An excerpt from Christian Stöcker in Spiegel Online
Some 250,000 diplomatic dispatches from the US State Department have accidentally been made completely public. The files include the names of informants who now must fear for their lives. It is the result of a series of blunders by WikiLeaks and its supporters.
In the end, all the efforts at confidentiality came to naught. Everyone who knows a bit about computers can now have a look into the 250,000 US diplomatic dispatches that WikiLeaks made available to select news outlets late last year. All of them. What’s more, they are the unedited, unredacted versions complete with the names of US diplomats’ informants — sensitive names from Iran, China, Afghanistan, the Arab world and elsewhere.
SPIEGEL reported on the secrecy slip-up last weekend, but declined to go into detail. Now, however, the story has blown up. And is one that comes as a result of a series of mistakes made by several different people. Together, they add up to a catastrophe. And the series of events reads like the script for a B movie.
Act One: The Whistleblower and the Journalist
The story began with a secret deal. When David Leigh of the Guardian finally found himself sitting across from WikiLeaks founder Julian Assange, as the British journalist recounts in his book “Inside Julian Assange’s War on Secrecy”, the two agreed that Assange would provide Leigh with a file including all of the diplomatic dispatches received by WikiLeaks.
Assange placed the file on a server and wrote down the password on a slip of paper — but not the entire password. To make it work, one had to complete the list of characters with a certain word. Can you remember it? Assange asked. Of course, responded Leigh.
It was the first step in a disclosure that became a worldwide sensation. As a result of Leigh’s meeting with Assange, not only the Guardian, but also the New York Times, SPIEGEL and other media outlets published carefully chosen — and redacted — dispatches. Editors were at pains to black out the names of informants who could be endangered by the publication of the documents.
Act Two: The German Spokesman Takes the Dispatch File when Leaving WikiLeaks
At the time, Daniel Domscheit-Berg, who later founded the site OpenLeaks, was the German spokesman for WikiLeaks. When he and others undertook repairs on the WikiLeaks server, he took a dataset off the server which contained all manner of files and information that had been provided to WikiLeaks. What he apparently didn’t know at the time, however, was that the dataset included the complete collection of diplomatic dispatches hidden in a difficult-to-find sub-folder.
After making the data in this hidden sub-folder available to Leigh, Assange apparently simply left it there. After all, it seemed unlikely that anyone would ever find it.

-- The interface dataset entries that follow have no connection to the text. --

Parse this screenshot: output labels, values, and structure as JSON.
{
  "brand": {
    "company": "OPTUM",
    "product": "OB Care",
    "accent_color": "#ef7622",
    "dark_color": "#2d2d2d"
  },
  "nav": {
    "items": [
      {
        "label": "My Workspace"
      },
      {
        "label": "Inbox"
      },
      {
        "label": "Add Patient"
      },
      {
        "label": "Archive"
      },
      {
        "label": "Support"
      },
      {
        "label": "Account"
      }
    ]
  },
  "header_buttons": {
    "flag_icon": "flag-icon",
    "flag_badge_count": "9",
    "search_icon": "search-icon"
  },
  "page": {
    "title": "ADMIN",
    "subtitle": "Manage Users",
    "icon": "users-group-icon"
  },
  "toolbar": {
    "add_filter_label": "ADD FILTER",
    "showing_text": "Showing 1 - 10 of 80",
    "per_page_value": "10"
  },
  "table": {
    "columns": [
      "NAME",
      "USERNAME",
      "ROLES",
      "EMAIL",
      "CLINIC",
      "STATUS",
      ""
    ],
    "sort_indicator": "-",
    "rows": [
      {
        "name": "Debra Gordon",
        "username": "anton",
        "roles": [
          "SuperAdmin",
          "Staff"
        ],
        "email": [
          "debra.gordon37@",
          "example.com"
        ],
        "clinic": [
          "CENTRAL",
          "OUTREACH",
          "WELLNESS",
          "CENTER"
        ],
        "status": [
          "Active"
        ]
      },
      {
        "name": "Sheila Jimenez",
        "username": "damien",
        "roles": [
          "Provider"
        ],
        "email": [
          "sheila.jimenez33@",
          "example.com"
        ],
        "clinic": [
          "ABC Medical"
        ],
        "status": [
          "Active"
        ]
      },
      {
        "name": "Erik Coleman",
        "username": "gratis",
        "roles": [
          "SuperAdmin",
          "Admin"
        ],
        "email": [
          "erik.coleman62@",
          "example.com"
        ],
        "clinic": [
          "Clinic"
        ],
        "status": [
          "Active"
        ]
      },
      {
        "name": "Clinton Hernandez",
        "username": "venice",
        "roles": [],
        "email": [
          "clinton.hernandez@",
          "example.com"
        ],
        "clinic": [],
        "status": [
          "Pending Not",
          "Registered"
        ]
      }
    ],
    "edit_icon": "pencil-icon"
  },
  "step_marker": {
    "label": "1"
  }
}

But now, the dataset was in the hands of Domscheit-Berg. And the password was easy to find if one knew where to look. In his book Leigh didn’t just describe his meeting with Assange, but he also printed the password Assange wrote down on the slip of paper complete with the portion he had to remember.
Read the full article by clicking HERE.